Some people have a strange love affair with their electric tank water heater. It’s true. When you tell people that you want to replace their water heater when you add a solar water heating system, they get a little misty-eyed, or even a bit angry. That’s okay – we can get you solar water heating and not throw your baby out with the bath water (pun intended)!
Most traditional tank water heaters we see in Florida are pretty small – 40-60 gallons. This is different than our friends up north for a few reasons. We don’t need to store lots of hot water because the ground water is generally warm already, so the electric tank does not take too long to recover when you draw it down. We also don’t have basements, so space in the living area of our homes is limited, and why take up extra space if not required. Alas, most homes in Southwest Florida simply don’t have the room for a larger tank, much less a second tank. Water heaters are often found in closets or in garages whee storage space is precious, or in attics where weight is an issue.
Let me explain why we want to replace your tank… Ideally we would install an 80 gallon tank in a typical residence. The reason for this is to store as much solar heated water as possible. It takes a little longer to recover your water temperature with a solar water heater, and solar water heating is not possible at night or on poor weather days.
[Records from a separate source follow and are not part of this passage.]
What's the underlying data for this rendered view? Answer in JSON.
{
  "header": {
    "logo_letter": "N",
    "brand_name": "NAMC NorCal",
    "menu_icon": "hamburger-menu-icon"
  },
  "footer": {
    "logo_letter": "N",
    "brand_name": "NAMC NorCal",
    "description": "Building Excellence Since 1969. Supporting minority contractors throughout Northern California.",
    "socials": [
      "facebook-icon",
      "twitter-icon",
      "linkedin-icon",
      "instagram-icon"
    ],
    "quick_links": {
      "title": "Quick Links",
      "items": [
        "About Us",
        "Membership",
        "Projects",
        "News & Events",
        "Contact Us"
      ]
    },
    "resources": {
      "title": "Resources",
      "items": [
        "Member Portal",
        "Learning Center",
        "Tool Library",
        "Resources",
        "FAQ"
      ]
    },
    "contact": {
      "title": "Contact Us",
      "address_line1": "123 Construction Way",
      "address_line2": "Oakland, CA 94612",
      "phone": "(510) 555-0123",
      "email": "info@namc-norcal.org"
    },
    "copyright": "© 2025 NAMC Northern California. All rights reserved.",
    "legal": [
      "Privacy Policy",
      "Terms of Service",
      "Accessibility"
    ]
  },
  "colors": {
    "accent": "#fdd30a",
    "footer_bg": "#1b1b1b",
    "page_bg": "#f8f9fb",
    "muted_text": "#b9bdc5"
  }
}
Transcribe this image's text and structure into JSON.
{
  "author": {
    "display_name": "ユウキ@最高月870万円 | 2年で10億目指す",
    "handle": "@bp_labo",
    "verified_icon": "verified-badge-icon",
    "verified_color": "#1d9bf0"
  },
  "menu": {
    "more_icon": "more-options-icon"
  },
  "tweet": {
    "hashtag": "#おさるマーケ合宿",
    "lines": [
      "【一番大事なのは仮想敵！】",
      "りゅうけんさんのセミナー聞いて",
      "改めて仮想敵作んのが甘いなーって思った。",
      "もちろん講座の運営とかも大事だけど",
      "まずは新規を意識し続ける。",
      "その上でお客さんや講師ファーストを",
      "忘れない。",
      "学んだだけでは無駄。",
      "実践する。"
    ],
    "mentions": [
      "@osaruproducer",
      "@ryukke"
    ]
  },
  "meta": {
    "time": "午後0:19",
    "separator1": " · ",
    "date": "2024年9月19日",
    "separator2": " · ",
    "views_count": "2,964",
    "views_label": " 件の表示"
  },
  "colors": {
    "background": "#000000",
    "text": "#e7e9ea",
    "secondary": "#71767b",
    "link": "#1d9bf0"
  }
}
Having extra storage allows us to minimize the usage of the electric backup element. Finally, there are “solar tanks” available that have extra insulation to reduce standby heat loss. If I had it my way, I would leave your beloved tank in place and install a secondary solar pre-heated tank. This is the best setup because the solar tank is only heated with solar water heating. As you use water, the preheated tank flows into the electric backup tank, but the water is already hot, making the electric water heater’s job very easy, or unneeded!
In some cases, at some times of year, customers have been know to unplug the electric element altogether, especially in the summer. You experience may vary depending on your water usage habits. The best way to understand if this strategy is good for your family is to discuss you habits and water usage with a solar energy professional.
So don’t replace your tank. Your old friend can continue to grace your closet, garage, or attic for the foreseeable future.